Hula hooping has actually been in use as a form of exercise going back as far as 5th century Greece. Back then the traditional materials used for the construction of hoops included: willow, grapevines, stiff grasses, flexible rattan and strong vines. Hoops in the present day, however, are usually constructed of plastic tubing and often filled with rocks or materials that serve as weights to carry the hoop around the body. In 13th Century in Scotland hoops were in use by adults as a popular recreation or in religious ceremonies. According to their medical records, the doctors back than utilized this as recuperative treatment for patients with dislocated backs and those that had suffered heart attacks. Then in the 19th Century, the term “hula” was added to the toy name, drawing upon the similarities of the movement of the hips in the traditional dances of the Hawaiian Islands and those of the hooping enthusiast.

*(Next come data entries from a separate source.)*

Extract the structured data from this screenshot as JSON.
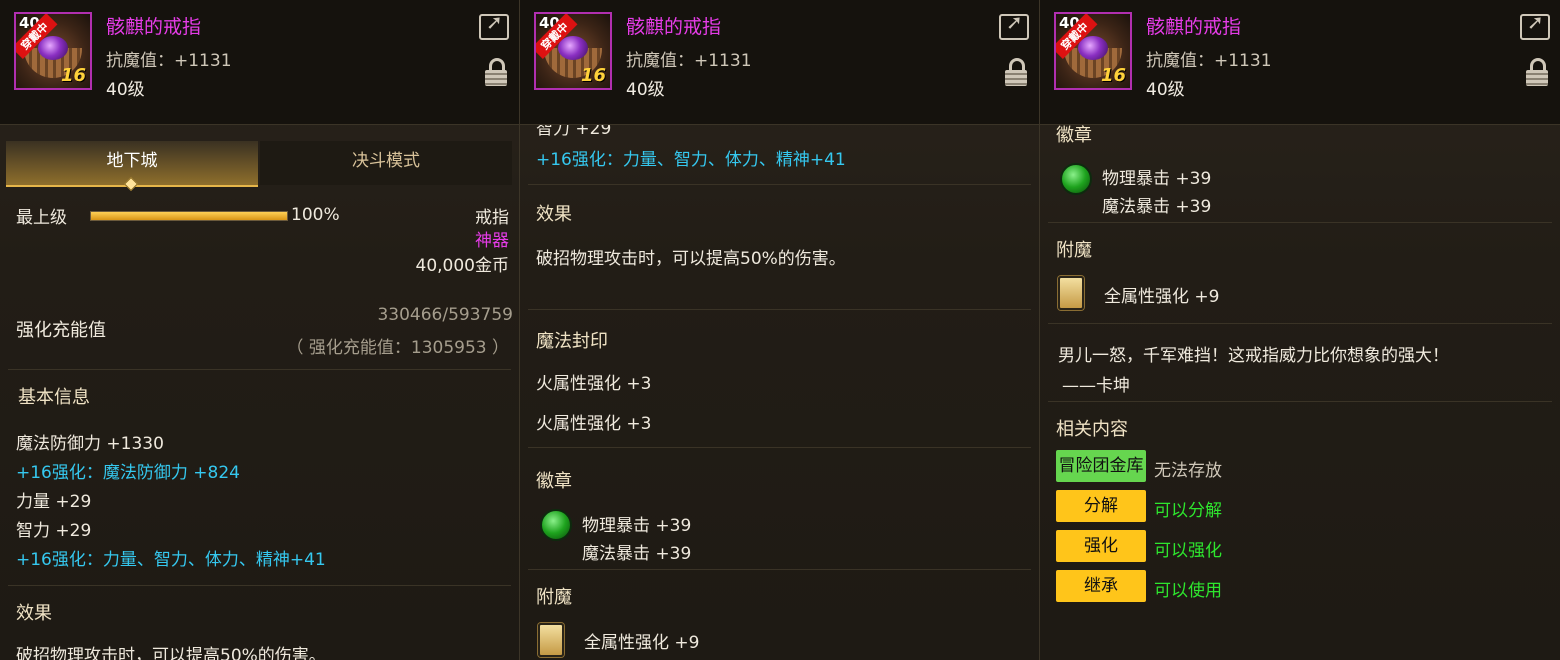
{
  "header": {
    "item_name": "骸麒的戒指",
    "resist_text": "抗魔值：+1131",
    "level_text": "40级",
    "icon_level": "40",
    "equipped_tag": "穿戴中",
    "reinforce_level": "16",
    "rarity_color": "#e63ce8"
  },
  "tabs": {
    "active": "地下城",
    "inactive": "决斗模式"
  },
  "info": {
    "max_level_label": "最上级",
    "max_level_percent": "100%",
    "progress_fraction": 1.0,
    "slot": "戒指",
    "rarity": "神器",
    "price": "40,000金币"
  },
  "charge": {
    "label": "强化充能值",
    "value": "330466/593759",
    "total": "（ 强化充能值：1305953 ）"
  },
  "basic": {
    "title": "基本信息",
    "lines": {
      "mdef": "魔法防御力 +1330",
      "enh1": "+16强化：魔法防御力 +824",
      "str": "力量 +29",
      "int": "智力 +29",
      "enh2": "+16强化：力量、智力、体力、精神+41",
      "int_cut": "智力 +29"
    }
  },
  "effect": {
    "title": "效果",
    "text": "破招物理攻击时，可以提高50%的伤害。",
    "text_cut": "破招物理攻击时，可以提高50%的伤害。"
  },
  "seal": {
    "title": "魔法封印",
    "line1": "火属性强化 +3",
    "line2": "火属性强化 +3"
  },
  "emblem": {
    "title": "徽章",
    "line1": "物理暴击 +39",
    "line2": "魔法暴击 +39"
  },
  "enchant": {
    "title": "附魔",
    "line": "全属性强化 +9"
  },
  "flavor": {
    "quote": "男儿一怒，千军难挡！这戒指威力比你想象的强大！",
    "author": "——卡坤"
  },
  "related": {
    "title": "相关内容",
    "items": [
      {
        "badge": "冒险团金库",
        "status": "无法存放"
      },
      {
        "badge": "分解",
        "status": "可以分解"
      },
      {
        "badge": "强化",
        "status": "可以强化"
      },
      {
        "badge": "继承",
        "status": "可以使用"
      }
    ]
  },
  "icons": [
    "share-icon",
    "lock-icon",
    "emblem-icon",
    "enchant-card-icon"
  ]
}
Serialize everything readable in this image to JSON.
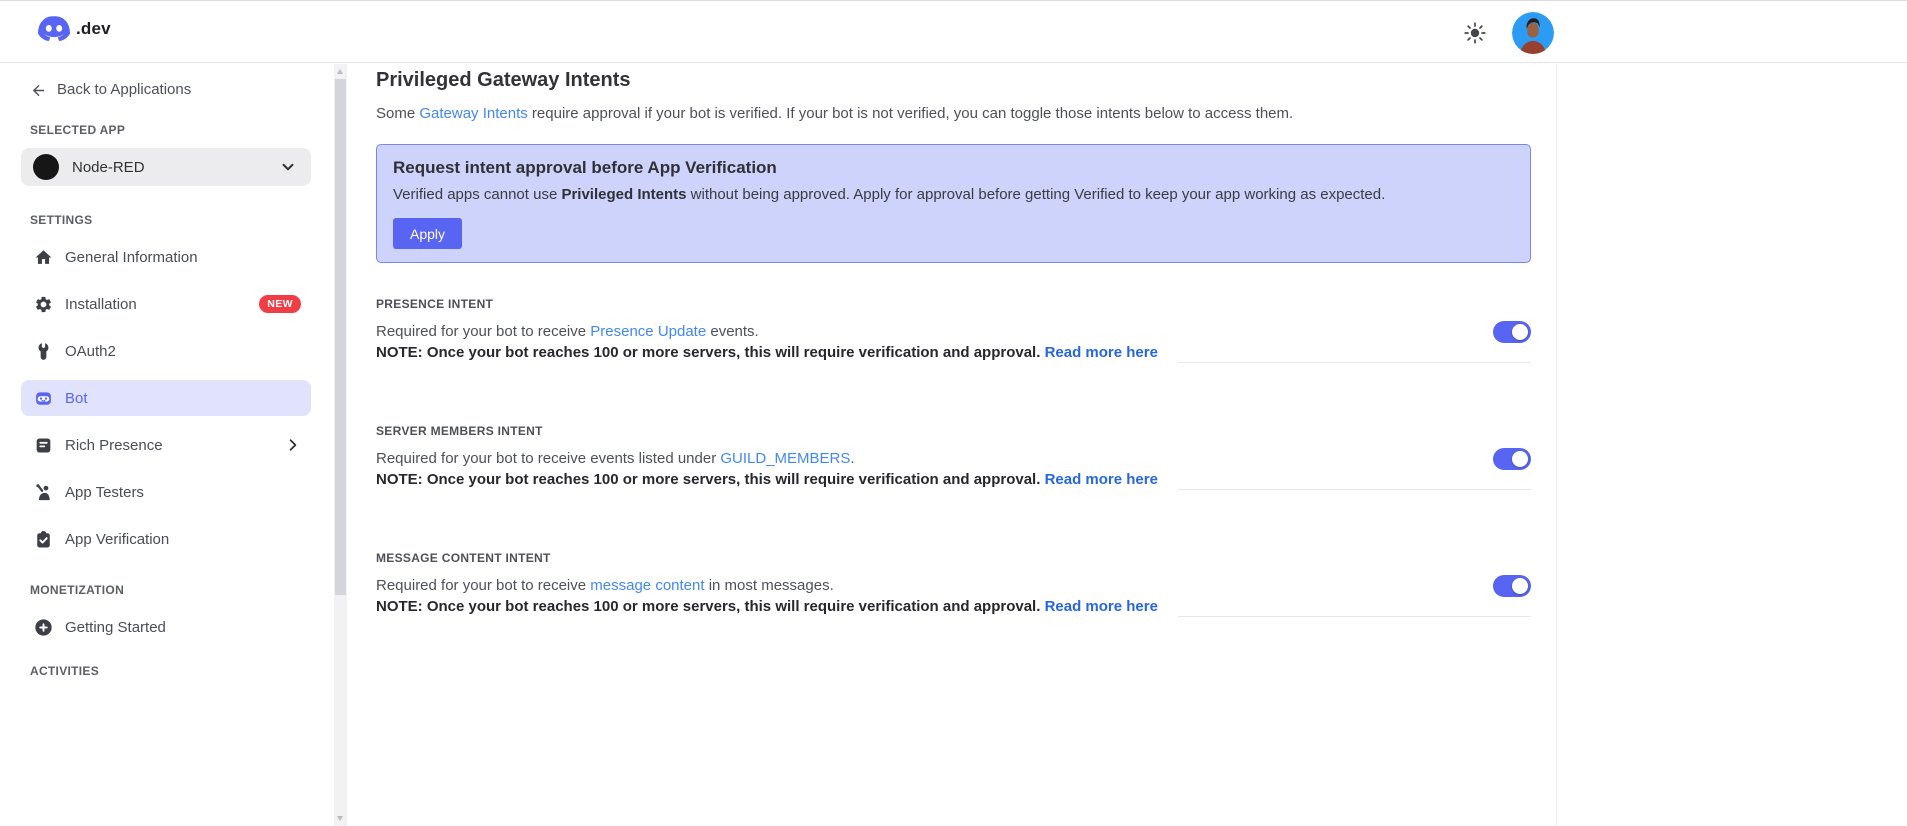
{
  "header": {
    "logo_suffix": ".dev",
    "theme_toggle": "light-theme",
    "avatar": "user-avatar"
  },
  "sidebar": {
    "back_link": "Back to Applications",
    "selected_app_label": "SELECTED APP",
    "app_selector": {
      "name": "Node-RED"
    },
    "sections": [
      {
        "heading": "SETTINGS",
        "items": [
          {
            "label": "General Information",
            "icon": "home-icon"
          },
          {
            "label": "Installation",
            "icon": "gear-icon",
            "badge": "NEW"
          },
          {
            "label": "OAuth2",
            "icon": "wrench-icon"
          },
          {
            "label": "Bot",
            "icon": "bot-icon",
            "active": true
          },
          {
            "label": "Rich Presence",
            "icon": "pages-icon",
            "chevron": true
          },
          {
            "label": "App Testers",
            "icon": "wave-person-icon"
          },
          {
            "label": "App Verification",
            "icon": "clipboard-check-icon"
          }
        ]
      },
      {
        "heading": "MONETIZATION",
        "items": [
          {
            "label": "Getting Started",
            "icon": "plus-circle-icon"
          }
        ]
      },
      {
        "heading": "ACTIVITIES",
        "items": []
      }
    ]
  },
  "main": {
    "title": "Privileged Gateway Intents",
    "intro": {
      "pre": "Some ",
      "link": "Gateway Intents",
      "post": " require approval if your bot is verified. If your bot is not verified, you can toggle those intents below to access them."
    },
    "callout": {
      "title": "Request intent approval before App Verification",
      "body_pre": "Verified apps cannot use ",
      "body_bold": "Privileged Intents",
      "body_post": " without being approved. Apply for approval before getting Verified to keep your app working as expected.",
      "button": "Apply"
    },
    "intents": [
      {
        "label": "PRESENCE INTENT",
        "desc_pre": "Required for your bot to receive ",
        "desc_link": "Presence Update",
        "desc_post": " events.",
        "note": "NOTE: Once your bot reaches 100 or more servers, this will require verification and approval. ",
        "read_more": "Read more here",
        "enabled": true
      },
      {
        "label": "SERVER MEMBERS INTENT",
        "desc_pre": "Required for your bot to receive events listed under ",
        "desc_link": "GUILD_MEMBERS",
        "desc_post": ".",
        "note": "NOTE: Once your bot reaches 100 or more servers, this will require verification and approval. ",
        "read_more": "Read more here",
        "enabled": true
      },
      {
        "label": "MESSAGE CONTENT INTENT",
        "desc_pre": "Required for your bot to receive ",
        "desc_link": "message content",
        "desc_post": " in most messages.",
        "note": "NOTE: Once your bot reaches 100 or more servers, this will require verification and approval. ",
        "read_more": "Read more here",
        "enabled": true
      }
    ]
  },
  "colors": {
    "blurple": "#5865f2",
    "callout_bg": "#cdd3fa",
    "callout_border": "#7a85f1",
    "link": "#4287f5",
    "link_strong": "#2667e0",
    "badge_red": "#f03e47",
    "active_item_bg": "#e1e3fd"
  }
}
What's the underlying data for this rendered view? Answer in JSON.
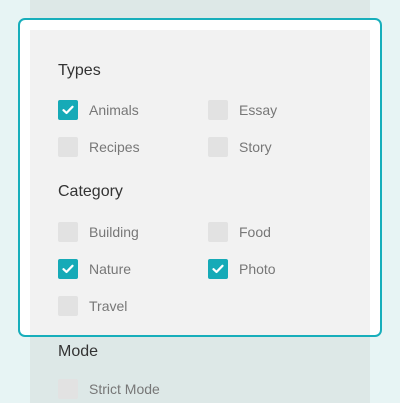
{
  "colors": {
    "accent": "#16aab7",
    "border": "#17aebb"
  },
  "popup": {
    "sections": [
      {
        "title": "Types",
        "options": [
          {
            "label": "Animals",
            "checked": true
          },
          {
            "label": "Essay",
            "checked": false
          },
          {
            "label": "Recipes",
            "checked": false
          },
          {
            "label": "Story",
            "checked": false
          }
        ]
      },
      {
        "title": "Category",
        "options": [
          {
            "label": "Building",
            "checked": false
          },
          {
            "label": "Food",
            "checked": false
          },
          {
            "label": "Nature",
            "checked": true
          },
          {
            "label": "Photo",
            "checked": true
          },
          {
            "label": "Travel",
            "checked": false
          }
        ]
      }
    ]
  },
  "background": {
    "mode_title": "Mode",
    "strict_mode_label": "Strict Mode",
    "strict_mode_checked": false
  }
}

In recent years there has been a re-emergence of hula hooping, hoop dance or simply hooping. An international Holiday of World Hoop Day has become the celebrated event worldwide. On World Hoop Day, when the year, month and day all share the same number (2007-07-07 to 2012-12-12) hoopers dance in every city and country to raise money and donate hoops to others who can’t afford them. Many modern hoopers make their own hoops out of polyvinyl chloride, polyethylene, high-density polypropylene, or polypropylene tubing. The polyethylene hoops, and especially the polyvinyl chloride hoops, are much larger and heavier that hoops of the 1950’s. The size and the weight of the hoop are specific for the individual use. Heavier, larger hoops are more often used for slow hooping and body tricks while lighter, thinner tubing is used for quick hand tricks. These hoops are usually covered in a fabric or plastic tape to increase traction and ease the amount of work in keeping a hoop twirling around the dancer. To make it colourful some use glow-in-the dark, patterned, or sparkling tape, or have the clear tubing filled with plastic balls, glitter, water and such to produce delightful visual and audio effects. LED technology now allows hoops to light up at the flick of a switch, delighting audiences worldwide.
Here are some interesting facts from Wikipedia: “The record for the most hoops twirled simultaneously is 132, set by Paul "Dizzy Hips" Blair on November 11, 2009.”
“The longest verified record holder is Aaron Hibbs from Columbus, Ohio who broke the record at 74 hours and 54 minutes between October 22, through 25, 2009”
Click to see a video of The Yate Dance and Acrobatic Team from Shenzhen, China performed at the International Stage at the CNE on Aug 21, 2012, Toronto:
Enjoy the Summer.